UPDATE [noon]: Not much to report, really, from going on to look at Maguire and Snipes (1994), Stack and Gundlach (1994) and Maguire and Snipes (1995), which record a couple of attempts to replicate the original Stack and Gundlach findings, together with a lot of bickering about the data being used, which isn’t very illuminating, nor terribly entertaining, which is a shame.

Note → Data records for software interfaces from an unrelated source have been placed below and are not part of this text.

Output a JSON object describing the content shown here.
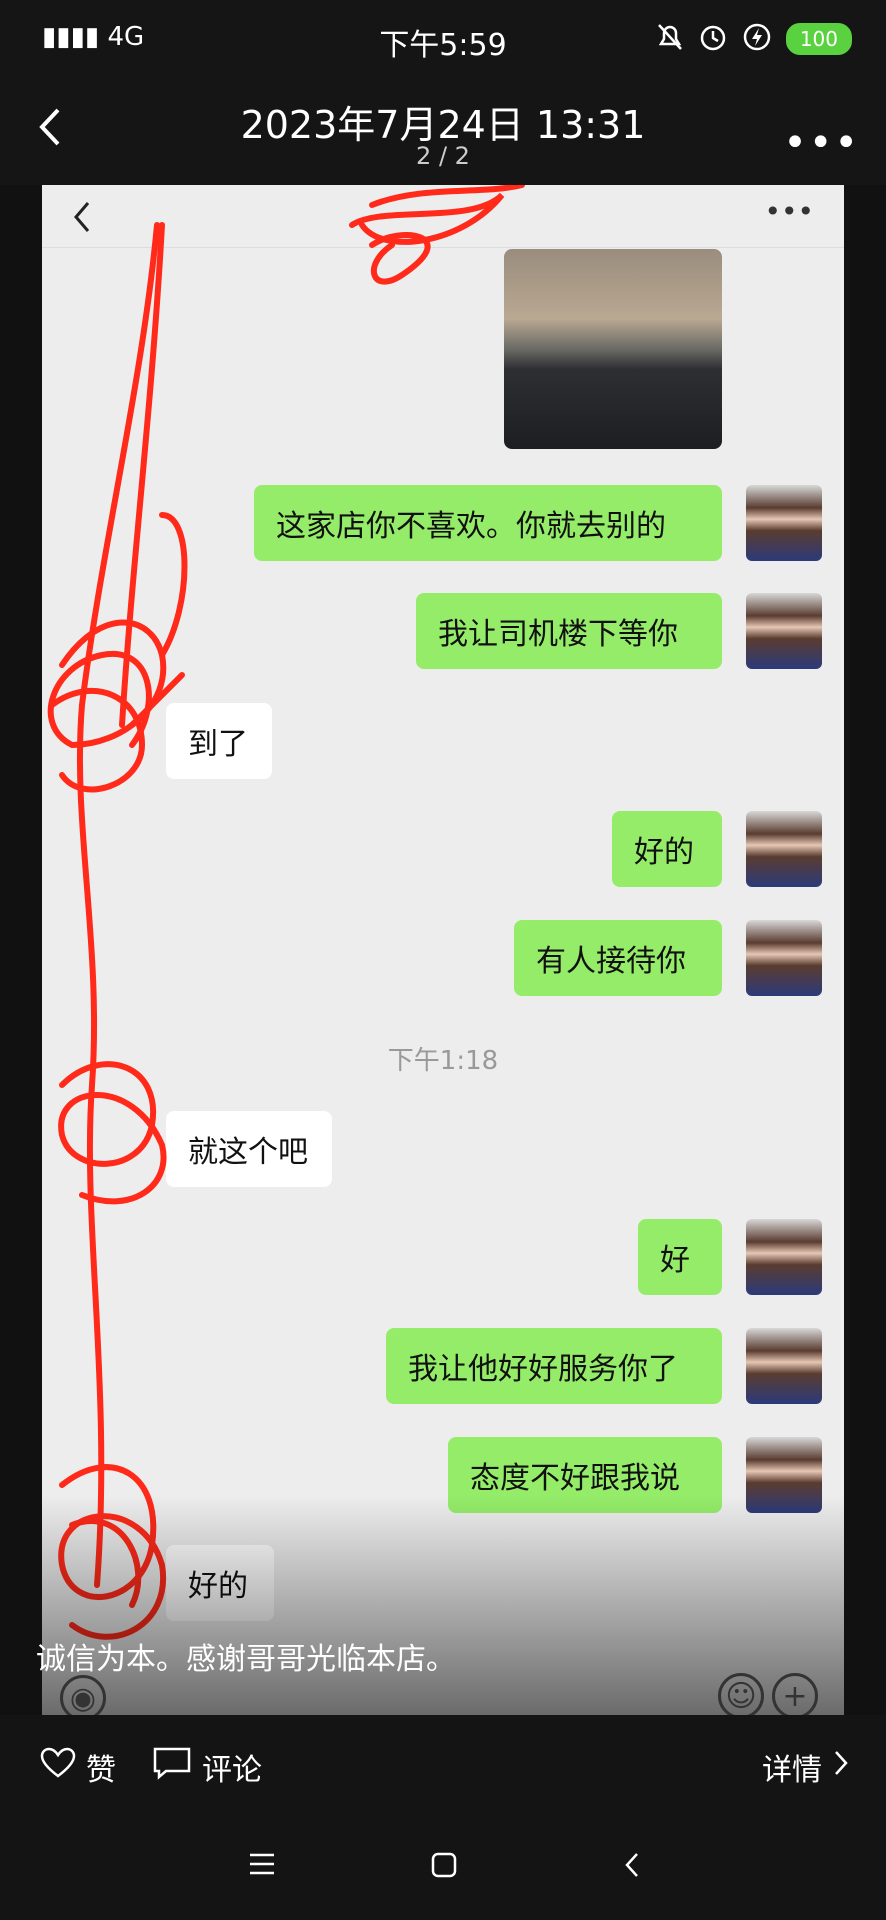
{
  "status_bar": {
    "network": "4G",
    "time": "下午5:59",
    "battery": "100"
  },
  "top_bar": {
    "title": "2023年7月24日 13:31",
    "page_indicator": "2 / 2"
  },
  "chat": {
    "messages": [
      {
        "side": "sent",
        "text": "这家店你不喜欢。你就去别的"
      },
      {
        "side": "sent",
        "text": "我让司机楼下等你"
      },
      {
        "side": "recv",
        "text": "到了"
      },
      {
        "side": "sent",
        "text": "好的"
      },
      {
        "side": "sent",
        "text": "有人接待你"
      },
      {
        "side": "recv",
        "text": "就这个吧"
      },
      {
        "side": "sent",
        "text": "好"
      },
      {
        "side": "sent",
        "text": "我让他好好服务你了"
      },
      {
        "side": "sent",
        "text": "态度不好跟我说"
      },
      {
        "side": "recv",
        "text": "好的"
      }
    ],
    "timestamp": "下午1:18"
  },
  "caption": "诚信为本。感谢哥哥光临本店。",
  "bottom_bar": {
    "like_label": "赞",
    "comment_label": "评论",
    "details_label": "详情"
  },
  "colors": {
    "sent_bubble": "#95ec69",
    "recv_bubble": "#ffffff",
    "scribble": "#ff2a1a"
  }
}
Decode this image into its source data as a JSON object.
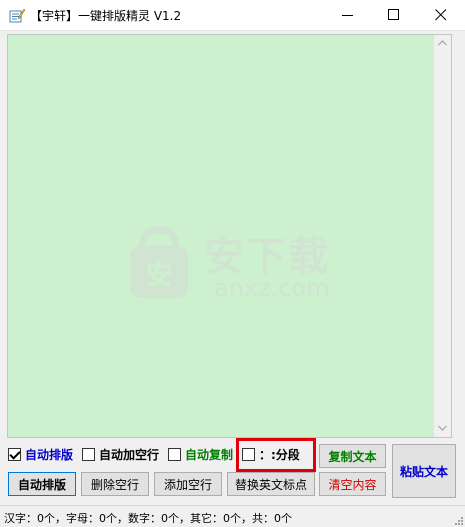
{
  "window": {
    "title": "【宇轩】一键排版精灵 V1.2",
    "controls": {
      "minimize": "minimize",
      "maximize": "maximize",
      "close": "close"
    }
  },
  "editor": {
    "background": "#cdf0cf",
    "text": "",
    "watermark": {
      "title": "安下载",
      "subtitle": "anxz.com"
    }
  },
  "options": {
    "auto_layout": {
      "label": "自动排版",
      "checked": true,
      "color": "#0000cc"
    },
    "auto_blank_line": {
      "label": "自动加空行",
      "checked": false,
      "color": "#000000"
    },
    "auto_copy": {
      "label": "自动复制",
      "checked": false,
      "color": "#008000"
    },
    "split_paragraph": {
      "label": "：:分段",
      "checked": false,
      "color": "#000000"
    }
  },
  "buttons": {
    "copy_text": {
      "label": "复制文本",
      "color": "#008000"
    },
    "paste_text": {
      "label": "粘贴文本",
      "color": "#0000cc"
    },
    "auto_layout": {
      "label": "自动排版"
    },
    "delete_blank_lines": {
      "label": "删除空行"
    },
    "add_blank_lines": {
      "label": "添加空行"
    },
    "replace_punctuation": {
      "label": "替换英文标点"
    },
    "clear_content": {
      "label": "清空内容",
      "color": "#cc0000"
    }
  },
  "status": {
    "text": "汉字：0个，字母：0个，数字：0个，其它：0个，共：0个"
  },
  "accent_highlight": "#e0000a"
}
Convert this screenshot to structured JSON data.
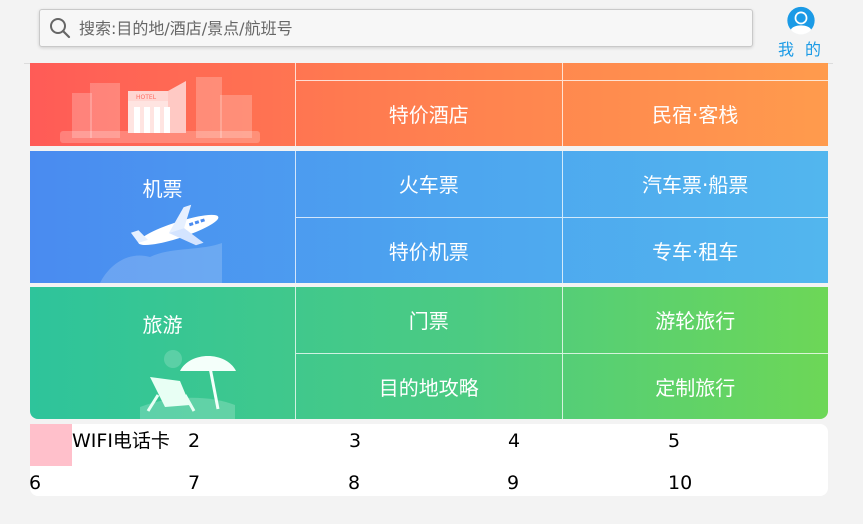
{
  "search": {
    "placeholder": "搜索:目的地/酒店/景点/航班号"
  },
  "header": {
    "me_label": "我 的"
  },
  "hotel_row": {
    "sub_top": [
      "",
      ""
    ],
    "sub_bottom": [
      "特价酒店",
      "民宿·客栈"
    ]
  },
  "flight_row": {
    "main_label": "机票",
    "col1": [
      "火车票",
      "特价机票"
    ],
    "col2": [
      "汽车票·船票",
      "专车·租车"
    ]
  },
  "travel_row": {
    "main_label": "旅游",
    "col1": [
      "门票",
      "目的地攻略"
    ],
    "col2": [
      "游轮旅行",
      "定制旅行"
    ]
  },
  "bottom_items": [
    "WIFI电话卡",
    "2",
    "3",
    "4",
    "5",
    "6",
    "7",
    "8",
    "9",
    "10"
  ],
  "colors": {
    "hotel_gradient": [
      "#ff5b57",
      "#ff9b4d"
    ],
    "flight_gradient": [
      "#4a8bf0",
      "#52b6ee"
    ],
    "travel_gradient": [
      "#2ec49b",
      "#6dd757"
    ],
    "me_accent": "#1a9ae6",
    "placeholder_tile": "#ffc0cb"
  },
  "icons": {
    "search": "search-icon",
    "user": "user-avatar-icon",
    "hotel": "hotel-building-icon",
    "plane": "airplane-icon",
    "beach": "beach-chair-icon"
  }
}
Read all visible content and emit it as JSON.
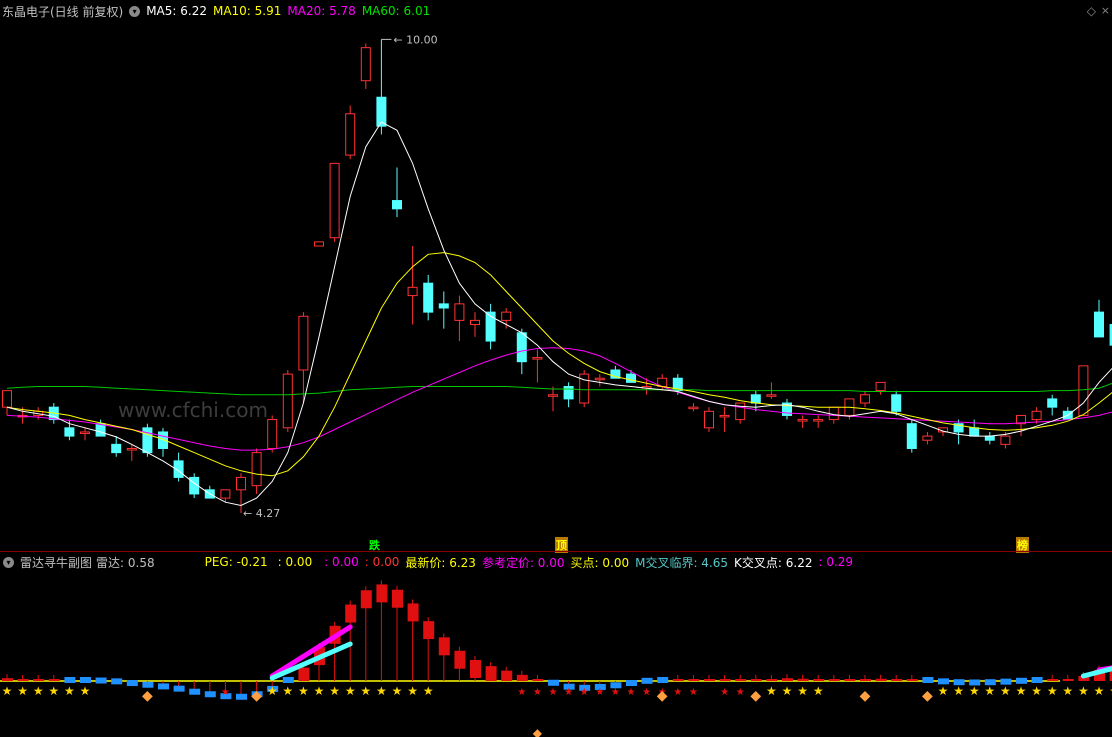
{
  "main_header": {
    "title": "东晶电子(日线 前复权)",
    "ma5": "MA5: 6.22",
    "ma10": "MA10: 5.91",
    "ma20": "MA20: 5.78",
    "ma60": "MA60: 6.01"
  },
  "sub_header": {
    "title": "雷达寻牛副图",
    "radar": "雷达: 0.58",
    "peg": "PEG: -0.21",
    "v1": ": 0.00",
    "v2": ": 0.00",
    "v3": ": 0.00",
    "latest": "最新价: 6.23",
    "ref_price": "参考定价: 0.00",
    "buy_point": "买点: 0.00",
    "m_cross": "M交叉临界: 4.65",
    "k_cross": "K交叉点: 6.22",
    "v4": ": 0.29"
  },
  "signals": {
    "s1": "跌",
    "s2": "顶",
    "s3": "榜"
  },
  "watermark": "www.cfchi.com",
  "chart_data": {
    "type": "candlestick",
    "high_label": "10.00",
    "low_label": "4.27",
    "candles": [
      [
        5.55,
        5.75,
        5.45,
        5.75
      ],
      [
        5.45,
        5.55,
        5.35,
        5.45
      ],
      [
        5.45,
        5.55,
        5.4,
        5.5
      ],
      [
        5.55,
        5.6,
        5.35,
        5.4
      ],
      [
        5.3,
        5.4,
        5.15,
        5.2
      ],
      [
        5.25,
        5.3,
        5.15,
        5.25
      ],
      [
        5.35,
        5.4,
        5.2,
        5.2
      ],
      [
        5.1,
        5.2,
        4.95,
        5.0
      ],
      [
        5.05,
        5.1,
        4.9,
        5.05
      ],
      [
        5.3,
        5.35,
        4.95,
        5.0
      ],
      [
        5.25,
        5.3,
        4.95,
        5.05
      ],
      [
        4.9,
        5.0,
        4.65,
        4.7
      ],
      [
        4.7,
        4.75,
        4.45,
        4.5
      ],
      [
        4.55,
        4.6,
        4.45,
        4.45
      ],
      [
        4.45,
        4.55,
        4.4,
        4.55
      ],
      [
        4.55,
        4.75,
        4.27,
        4.7
      ],
      [
        4.6,
        5.05,
        4.5,
        5.0
      ],
      [
        5.05,
        5.45,
        5.0,
        5.4
      ],
      [
        5.3,
        6.0,
        5.25,
        5.95
      ],
      [
        6.0,
        6.7,
        5.6,
        6.65
      ],
      [
        7.5,
        7.55,
        7.5,
        7.55
      ],
      [
        7.6,
        8.5,
        7.55,
        8.5
      ],
      [
        8.6,
        9.2,
        8.55,
        9.1
      ],
      [
        9.5,
        9.95,
        9.4,
        9.9
      ],
      [
        9.3,
        10.0,
        8.85,
        8.95
      ],
      [
        8.05,
        8.45,
        7.85,
        7.95
      ],
      [
        6.9,
        7.5,
        6.55,
        7.0
      ],
      [
        7.05,
        7.15,
        6.6,
        6.7
      ],
      [
        6.8,
        6.95,
        6.5,
        6.75
      ],
      [
        6.6,
        6.9,
        6.35,
        6.8
      ],
      [
        6.55,
        6.7,
        6.4,
        6.6
      ],
      [
        6.7,
        6.8,
        6.25,
        6.35
      ],
      [
        6.6,
        6.75,
        6.5,
        6.7
      ],
      [
        6.45,
        6.5,
        5.95,
        6.1
      ],
      [
        6.15,
        6.25,
        5.85,
        6.15
      ],
      [
        5.7,
        5.8,
        5.5,
        5.7
      ],
      [
        5.8,
        5.85,
        5.55,
        5.65
      ],
      [
        5.6,
        6.0,
        5.55,
        5.95
      ],
      [
        5.9,
        5.95,
        5.8,
        5.9
      ],
      [
        6.0,
        6.05,
        5.9,
        5.9
      ],
      [
        5.95,
        6.0,
        5.85,
        5.85
      ],
      [
        5.8,
        5.9,
        5.7,
        5.8
      ],
      [
        5.8,
        5.95,
        5.75,
        5.9
      ],
      [
        5.9,
        5.95,
        5.7,
        5.75
      ],
      [
        5.55,
        5.6,
        5.5,
        5.55
      ],
      [
        5.3,
        5.55,
        5.25,
        5.5
      ],
      [
        5.45,
        5.55,
        5.25,
        5.45
      ],
      [
        5.4,
        5.6,
        5.35,
        5.6
      ],
      [
        5.7,
        5.75,
        5.5,
        5.6
      ],
      [
        5.7,
        5.85,
        5.65,
        5.7
      ],
      [
        5.6,
        5.65,
        5.4,
        5.45
      ],
      [
        5.4,
        5.45,
        5.3,
        5.4
      ],
      [
        5.4,
        5.45,
        5.3,
        5.4
      ],
      [
        5.4,
        5.5,
        5.35,
        5.55
      ],
      [
        5.45,
        5.65,
        5.4,
        5.65
      ],
      [
        5.6,
        5.75,
        5.55,
        5.7
      ],
      [
        5.75,
        5.85,
        5.7,
        5.85
      ],
      [
        5.7,
        5.75,
        5.45,
        5.5
      ],
      [
        5.35,
        5.4,
        5.0,
        5.05
      ],
      [
        5.15,
        5.25,
        5.1,
        5.2
      ],
      [
        5.25,
        5.3,
        5.2,
        5.3
      ],
      [
        5.35,
        5.4,
        5.1,
        5.25
      ],
      [
        5.3,
        5.4,
        5.2,
        5.2
      ],
      [
        5.2,
        5.25,
        5.1,
        5.15
      ],
      [
        5.1,
        5.25,
        5.05,
        5.2
      ],
      [
        5.35,
        5.4,
        5.2,
        5.45
      ],
      [
        5.4,
        5.55,
        5.35,
        5.5
      ],
      [
        5.65,
        5.7,
        5.45,
        5.55
      ],
      [
        5.5,
        5.55,
        5.4,
        5.4
      ],
      [
        5.45,
        6.05,
        5.45,
        6.05
      ],
      [
        6.7,
        6.85,
        6.4,
        6.4
      ],
      [
        6.55,
        6.85,
        6.3,
        6.3
      ],
      [
        6.2,
        6.4,
        6.05,
        6.25
      ]
    ],
    "ma5": [
      5.55,
      5.5,
      5.47,
      5.44,
      5.35,
      5.3,
      5.25,
      5.19,
      5.1,
      5.0,
      4.9,
      4.78,
      4.63,
      4.5,
      4.4,
      4.36,
      4.45,
      4.65,
      5.0,
      5.6,
      6.4,
      7.25,
      8.1,
      8.7,
      9.0,
      8.9,
      8.5,
      7.95,
      7.45,
      7.05,
      6.8,
      6.65,
      6.55,
      6.45,
      6.3,
      6.1,
      5.95,
      5.88,
      5.85,
      5.82,
      5.8,
      5.78,
      5.76,
      5.74,
      5.68,
      5.62,
      5.58,
      5.56,
      5.55,
      5.57,
      5.58,
      5.55,
      5.5,
      5.46,
      5.44,
      5.47,
      5.5,
      5.47,
      5.4,
      5.33,
      5.26,
      5.22,
      5.2,
      5.2,
      5.22,
      5.26,
      5.32,
      5.38,
      5.45,
      5.6,
      5.85,
      6.05,
      6.22
    ],
    "ma10": [
      5.55,
      5.52,
      5.5,
      5.48,
      5.45,
      5.4,
      5.36,
      5.32,
      5.28,
      5.22,
      5.16,
      5.08,
      5.0,
      4.92,
      4.84,
      4.78,
      4.74,
      4.72,
      4.78,
      4.95,
      5.2,
      5.55,
      5.95,
      6.35,
      6.75,
      7.05,
      7.25,
      7.4,
      7.42,
      7.38,
      7.3,
      7.15,
      6.95,
      6.75,
      6.55,
      6.35,
      6.2,
      6.08,
      5.98,
      5.92,
      5.88,
      5.84,
      5.8,
      5.77,
      5.74,
      5.7,
      5.67,
      5.63,
      5.6,
      5.58,
      5.57,
      5.56,
      5.55,
      5.55,
      5.55,
      5.53,
      5.51,
      5.48,
      5.44,
      5.4,
      5.36,
      5.33,
      5.3,
      5.28,
      5.27,
      5.28,
      5.3,
      5.33,
      5.38,
      5.46,
      5.6,
      5.75,
      5.91
    ],
    "ma20": [
      5.45,
      5.44,
      5.43,
      5.41,
      5.39,
      5.37,
      5.34,
      5.31,
      5.28,
      5.24,
      5.2,
      5.16,
      5.12,
      5.08,
      5.05,
      5.03,
      5.03,
      5.04,
      5.07,
      5.12,
      5.19,
      5.28,
      5.37,
      5.46,
      5.55,
      5.64,
      5.73,
      5.81,
      5.89,
      5.97,
      6.05,
      6.12,
      6.18,
      6.23,
      6.26,
      6.27,
      6.26,
      6.23,
      6.17,
      6.08,
      5.98,
      5.88,
      5.8,
      5.73,
      5.67,
      5.62,
      5.58,
      5.55,
      5.52,
      5.5,
      5.48,
      5.47,
      5.46,
      5.45,
      5.44,
      5.43,
      5.42,
      5.41,
      5.4,
      5.39,
      5.38,
      5.37,
      5.36,
      5.35,
      5.35,
      5.36,
      5.37,
      5.38,
      5.4,
      5.42,
      5.45,
      5.5,
      5.78
    ],
    "ma60": [
      5.78,
      5.79,
      5.8,
      5.8,
      5.8,
      5.8,
      5.79,
      5.78,
      5.77,
      5.76,
      5.75,
      5.74,
      5.73,
      5.72,
      5.71,
      5.7,
      5.7,
      5.7,
      5.7,
      5.71,
      5.72,
      5.74,
      5.76,
      5.77,
      5.78,
      5.79,
      5.8,
      5.8,
      5.8,
      5.8,
      5.8,
      5.8,
      5.8,
      5.79,
      5.78,
      5.77,
      5.77,
      5.76,
      5.76,
      5.76,
      5.76,
      5.76,
      5.76,
      5.76,
      5.76,
      5.75,
      5.75,
      5.75,
      5.75,
      5.75,
      5.75,
      5.75,
      5.75,
      5.75,
      5.75,
      5.74,
      5.74,
      5.74,
      5.74,
      5.74,
      5.74,
      5.74,
      5.74,
      5.74,
      5.74,
      5.74,
      5.74,
      5.75,
      5.75,
      5.76,
      5.78,
      5.85,
      6.01
    ]
  },
  "colors": {
    "up": "#ff3232",
    "down": "#54ffff",
    "ma5": "#ffffff",
    "ma10": "#ffff00",
    "ma20": "#ff00ff",
    "ma60": "#00c800",
    "title": "#c0c0c0"
  }
}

There’s also a Reply to Mauk et al., by Stack and Gundlach (also 1994), which basically responds to the ecological fallacy charge by saying that Durkheim was doing exactly what they were doing in his work on suicide, and, anyway, there’s a good chance that the ecological relationships will hold up in individual-level studies. (See below).
But a follow-up paper to the debate with Snipes and Maguire, “Country Music and Suicide – Individual, Indirect, and Interaction Effects: A Reply to Snipes and Maguire”, by Stack and Gundlach (1995) perhaps pushes the debate forward a bit. Here the authors get hold of the individual level data from the General Social Survey, which, happily, began asking about music preferences in 1993, and this will help them to sidestep a chunk of Mauk et al’s criticism. Now, there may be a problem with this kind of data, as “By 1993 country’s audience had grown and, according to our critics, had become more middle class in its orientation. Any relationship between country and suicide risk factors may have disappeared, or become weaker…” But they’ll see what they can do.
The GSS figures report that 27.4% of country fans report marital disruption as opposed to only 18.4% of nonfans, and they’re quite a bit more likely (61.8% to 40.2%) to have a gun at home, too, as Table Two, “The Relationship between Musical Preference and Having a Gun in the Home, 1993” clearly shows. But with the new figures they’re using no longer suggesting a straightforward relationship between the amount of country coming through the radio and the tendency of whites to top themselves, they explore a different angle, suggesting that “country music might be associated with suicide through indirect effects, as well as interaction effects… For example, given its preoccupation with the travails of love, it is conceivable that country might be predictive of urban divorce rates”. And, yes, a simple regression shows that “country music had the strongest relationship to divorce” and that “divorce, in turn, is the strongest predictor of suicide.” My goodness. And among the divorced population itself, the authors hypothesize, those who like country music might be the ones more likely to kill themselves, as “divorced people would be the most apt to be receptive to the sad messages in such songs”. Indeed.
Well, all of these thoughts, more or less, are translated into a regression model, this time “with a multiplicative term, divorce x country music”, and this term turns out to be statistically significant, allowing them to suggest that there’s going to be a higher suicide rate than you might otherwise expect in cities which have both a high divorce rate and a lot of country music in them. (San Francisco’s the great outlier here: not much country music and a massive suicide rate. But don’t expect statistical models that work in the rest of the USA to apply to San Francisco…)
And the paper concludes by calling for more research, including fresh content analyses of country lyrics, too see if the songs are getting less sad as the middle class audience share increases, investigation into rural suicides and their listening habits, and, the paper ends, “Possibly the rap music subculture might foster a high incidence of black youth suicide in urban areas”. At least five articles in that project, I dare say.
OK. I think that’s it for the country music and suicide lit review, but if I come across more, I’ll post it soon, though probably not as yet another update, as this is getting out of hand.
UPDATE [12.30pm]: You don’t need the magic of JSTOR to get most of these articles. This page has links to most of the articles mentioned above, as part of an assignment for sociology students. Scroll down to the bottom, if you’re interested.